As already mentioned above, FIG. 3 shows a disk 66 bearing 20 positions for studs 60. It will be assumed by way of numerical example that each blade plate 22 comprises 20 blades and that the blade step is 4 mm., so that the plate 22 is mm. broad. It will also be assumed, for the sake of simplicity, that, contrary to what appears from FIG. 3, the circle on which the studs 60 are placed has the same diameter as the cylinder 71. Disk 66 conveniently has a periphery of 80X4=320 mm. If disk 66 bears four equidistant studs 60, thus circumferentially one-fourth circle, that is 80 mm. distant, the piece of meat will be tenderized once only. If disk 66 bears 20 studs, that is one stud at each position, it will be tenderized five times. It is not possible to tenderize the piece of meat exactly two, three or four times over its entire length because none of numerals 2, 3 and 4 exactly divides 5. A midway is therefore adopted. If the 20 possible positions ofthe studs on disk 66 are numbered 1 to 20 it is for instance possible to adopt for 2, 3 and 4 tenderizing operations the following numbers of studs and following positions respectively:
28-l, 4,-6, 9,11,14,16,]9 3101, 3,5, 7,9,11,13,15, 17,19 4-16-1, 2, 3, 4, 6, 7,8, 9. ll. 12. l3. l
If 24 positions instead of 20 were available, the other figures and dimensions remaining those mentioned above, the piece of meat could be tenderized exactly one, two, three or six times over its entire length with 4, 8, 12 or 24 studs respectively, because 2 and 3 divide 6.
The arrangement and the operation of the machine would be exactly the same if the blade plates 22 were perpendicular and not parallel to the direction of advancement of the conveyor 67.
1. In a meat-tenderizing machine having an assembly of evenly spaced, flat blades, said assembly being driven downward to pierce a piece of meat and retracted upward out of said meat, and including a horizontal belt conveyor arranged for moving pieces of meat under said blade assembly and means for moving said conveyor in a stepped advance alternating with said movement of said blade assembly, the improvement comprising a. a first motor means for driving said blade assembly, and a second motor means for moving said conveyor, said first and second motor means being distinct from each other;

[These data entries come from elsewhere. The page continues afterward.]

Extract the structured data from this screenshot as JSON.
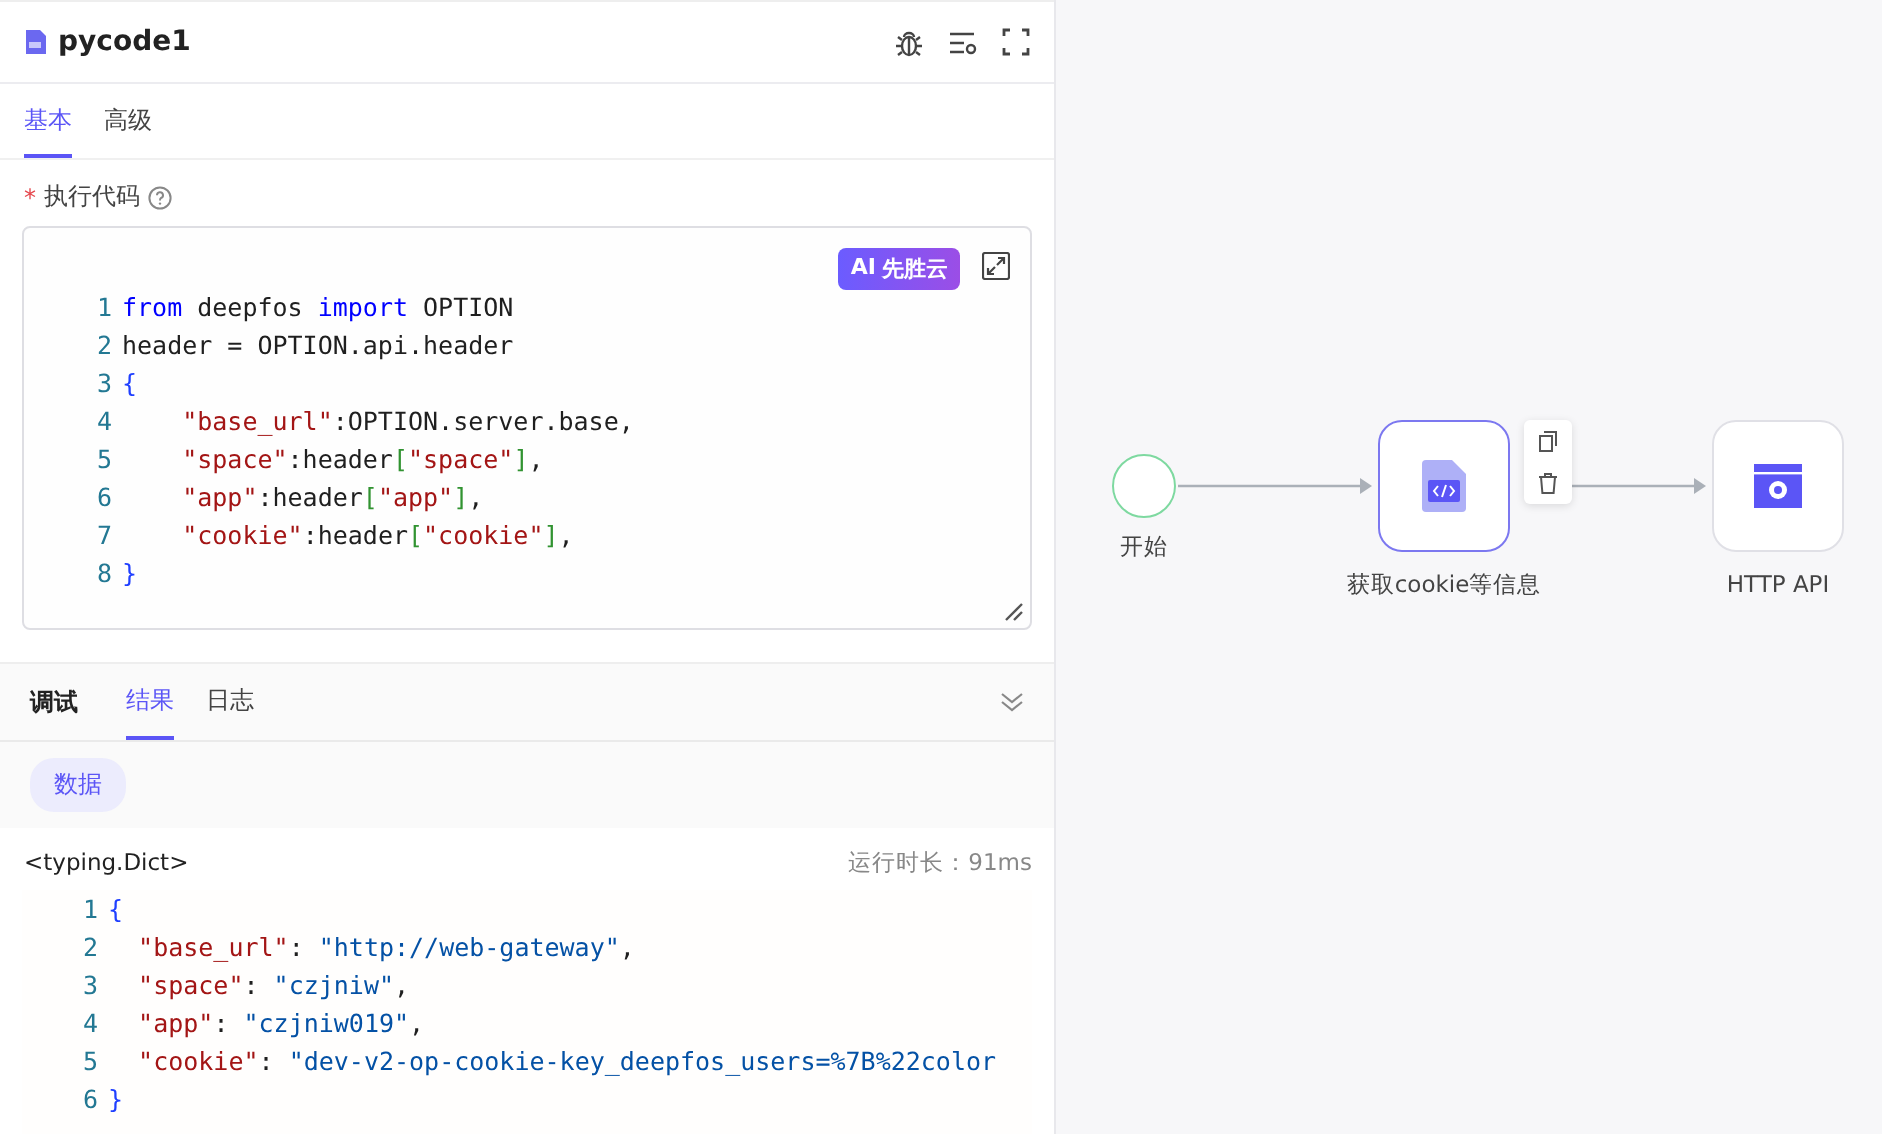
{
  "panel": {
    "title": "pycode1",
    "tabs": [
      {
        "label": "基本",
        "selected": true
      },
      {
        "label": "高级",
        "selected": false
      }
    ],
    "field": {
      "required_mark": "*",
      "label": "执行代码"
    },
    "ai_button": {
      "label": "AI",
      "brand": "先胜云"
    },
    "code_lines": [
      {
        "number": "1",
        "tokens": [
          {
            "kind": "kw",
            "text": "from"
          },
          {
            "kind": "plain",
            "text": " deepfos "
          },
          {
            "kind": "kw",
            "text": "import"
          },
          {
            "kind": "plain",
            "text": " OPTION"
          }
        ]
      },
      {
        "number": "2",
        "tokens": [
          {
            "kind": "plain",
            "text": "header = OPTION.api.header"
          }
        ]
      },
      {
        "number": "3",
        "tokens": [
          {
            "kind": "brace",
            "text": "{"
          }
        ]
      },
      {
        "number": "4",
        "indented": true,
        "tokens": [
          {
            "kind": "str",
            "text": "\"base_url\""
          },
          {
            "kind": "plain",
            "text": ":OPTION.server.base,"
          }
        ]
      },
      {
        "number": "5",
        "indented": true,
        "tokens": [
          {
            "kind": "str",
            "text": "\"space\""
          },
          {
            "kind": "plain",
            "text": ":header"
          },
          {
            "kind": "bracket",
            "text": "["
          },
          {
            "kind": "str",
            "text": "\"space\""
          },
          {
            "kind": "bracket",
            "text": "]"
          },
          {
            "kind": "plain",
            "text": ","
          }
        ]
      },
      {
        "number": "6",
        "indented": true,
        "tokens": [
          {
            "kind": "str",
            "text": "\"app\""
          },
          {
            "kind": "plain",
            "text": ":header"
          },
          {
            "kind": "bracket",
            "text": "["
          },
          {
            "kind": "str",
            "text": "\"app\""
          },
          {
            "kind": "bracket",
            "text": "]"
          },
          {
            "kind": "plain",
            "text": ","
          }
        ]
      },
      {
        "number": "7",
        "indented": true,
        "tokens": [
          {
            "kind": "str",
            "text": "\"cookie\""
          },
          {
            "kind": "plain",
            "text": ":header"
          },
          {
            "kind": "bracket",
            "text": "["
          },
          {
            "kind": "str",
            "text": "\"cookie\""
          },
          {
            "kind": "bracket",
            "text": "]"
          },
          {
            "kind": "plain",
            "text": ","
          }
        ]
      },
      {
        "number": "8",
        "tokens": [
          {
            "kind": "brace",
            "text": "}"
          }
        ]
      }
    ]
  },
  "debug": {
    "title": "调试",
    "tabs": [
      {
        "label": "结果",
        "selected": true
      },
      {
        "label": "日志",
        "selected": false
      }
    ],
    "chip": "数据",
    "type": "<typing.Dict>",
    "runtime": "运行时长：91ms",
    "result_lines": [
      {
        "number": "1",
        "tokens": [
          {
            "kind": "brace",
            "text": "{"
          }
        ]
      },
      {
        "number": "2",
        "indented": true,
        "tokens": [
          {
            "kind": "key",
            "text": "\"base_url\""
          },
          {
            "kind": "plain",
            "text": ": "
          },
          {
            "kind": "value",
            "text": "\"http://web-gateway\""
          },
          {
            "kind": "plain",
            "text": ","
          }
        ]
      },
      {
        "number": "3",
        "indented": true,
        "tokens": [
          {
            "kind": "key",
            "text": "\"space\""
          },
          {
            "kind": "plain",
            "text": ": "
          },
          {
            "kind": "value",
            "text": "\"czjniw\""
          },
          {
            "kind": "plain",
            "text": ","
          }
        ]
      },
      {
        "number": "4",
        "indented": true,
        "tokens": [
          {
            "kind": "key",
            "text": "\"app\""
          },
          {
            "kind": "plain",
            "text": ": "
          },
          {
            "kind": "value",
            "text": "\"czjniw019\""
          },
          {
            "kind": "plain",
            "text": ","
          }
        ]
      },
      {
        "number": "5",
        "indented": true,
        "tokens": [
          {
            "kind": "key",
            "text": "\"cookie\""
          },
          {
            "kind": "plain",
            "text": ": "
          },
          {
            "kind": "value",
            "text": "\"dev-v2-op-cookie-key_deepfos_users=%7B%22color"
          }
        ]
      },
      {
        "number": "6",
        "tokens": [
          {
            "kind": "brace",
            "text": "}"
          }
        ]
      }
    ]
  },
  "flow": {
    "nodes": [
      {
        "kind": "start",
        "label": "开始",
        "selected": false
      },
      {
        "kind": "code",
        "label": "获取cookie等信息",
        "selected": true
      },
      {
        "kind": "http",
        "label": "HTTP API",
        "selected": false
      }
    ]
  }
}
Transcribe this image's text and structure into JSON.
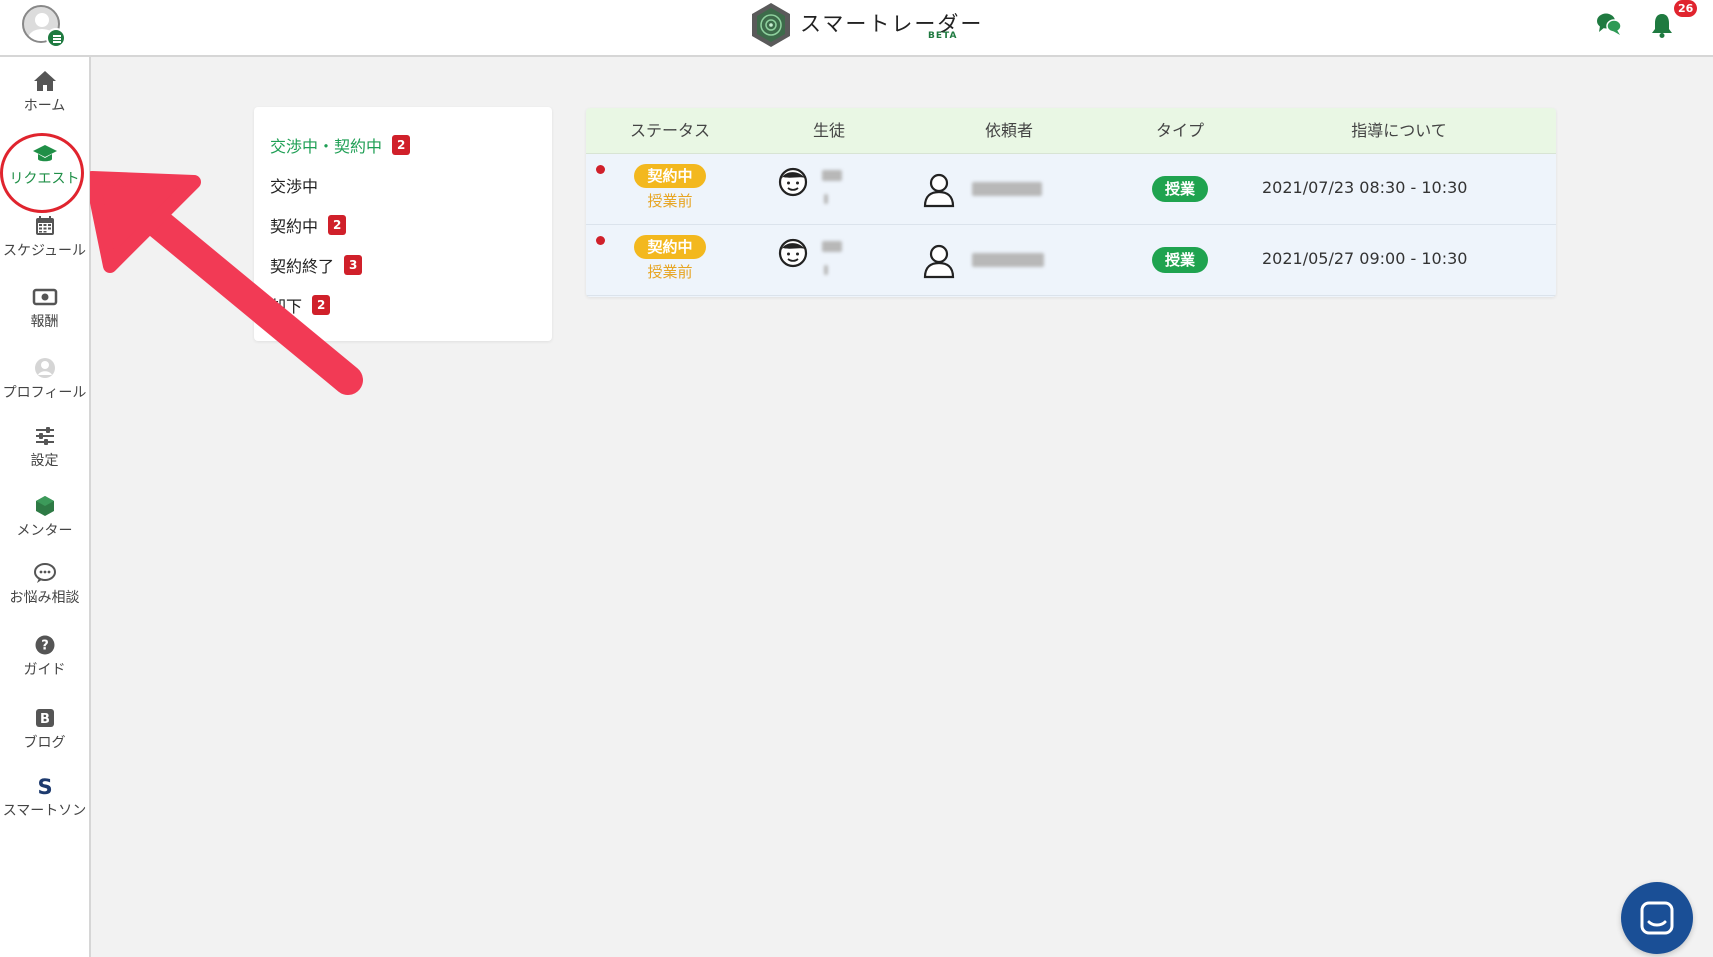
{
  "header": {
    "brand_name": "スマートレーダー",
    "brand_tag": "BETA",
    "notification_count": "26",
    "icons": [
      "user-avatar-icon",
      "menu-icon",
      "radar-logo-icon",
      "chat-bubbles-icon",
      "bell-icon"
    ]
  },
  "sidebar": {
    "items": [
      {
        "label": "ホーム",
        "icon": "home-icon"
      },
      {
        "label": "リクエスト",
        "icon": "graduation-cap-icon",
        "active": true
      },
      {
        "label": "スケジュール",
        "icon": "calendar-icon"
      },
      {
        "label": "報酬",
        "icon": "money-icon"
      },
      {
        "label": "プロフィール",
        "icon": "profile-icon"
      },
      {
        "label": "設定",
        "icon": "sliders-icon"
      },
      {
        "label": "メンター",
        "icon": "hexagon-icon"
      },
      {
        "label": "お悩み相談",
        "icon": "speech-bubble-icon"
      },
      {
        "label": "ガイド",
        "icon": "help-icon"
      },
      {
        "label": "ブログ",
        "icon": "blog-icon"
      },
      {
        "label": "スマートソン",
        "icon": "smartthon-s-icon"
      }
    ]
  },
  "filters": [
    {
      "label": "交渉中・契約中",
      "count": "2",
      "active": true
    },
    {
      "label": "交渉中",
      "count": null
    },
    {
      "label": "契約中",
      "count": "2"
    },
    {
      "label": "契約終了",
      "count": "3"
    },
    {
      "label": "却下",
      "count": "2"
    }
  ],
  "table": {
    "columns": [
      "ステータス",
      "生徒",
      "依頼者",
      "タイプ",
      "指導について"
    ],
    "rows": [
      {
        "status": "契約中",
        "sub_status": "授業前",
        "type": "授業",
        "schedule": "2021/07/23 08:30 - 10:30",
        "unread": true
      },
      {
        "status": "契約中",
        "sub_status": "授業前",
        "type": "授業",
        "schedule": "2021/05/27 09:00 - 10:30",
        "unread": true
      }
    ]
  },
  "colors": {
    "brand_green": "#1f8f47",
    "badge_red": "#d0202a",
    "status_yellow": "#f3b81e",
    "type_green": "#1fa34f",
    "header_row": "#e9f7e4",
    "annotation_red": "#f23a55",
    "support_chat_blue": "#1a4f96"
  }
}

b. electromechanical means including circuit means for correlating said first and second motor means; and
c. said conveyor moving means being arranged under control of said electromechanical correlating means for advancing said conveyor only a prefixed distance equal to a multiple of the spacing interval of said blades in said assembly along the path of motion of said conveyor.
2. The meat-tenderizing machine of claim 1 wherein said plates are transverse to said path of motion of said conveyor and said spacing interval is the distance between the centerlines of successive ones of said plates.
3. The meat-tenderizing machine of claim 1 wherein said plates are aligned with said path of motion of said conveyor, and said spacing interval is the distance between the centers of successive ones of said blades.
4. The meat-tenderizing machine of claim 1 wherein said correlating means comprises a cylinder rotating with move-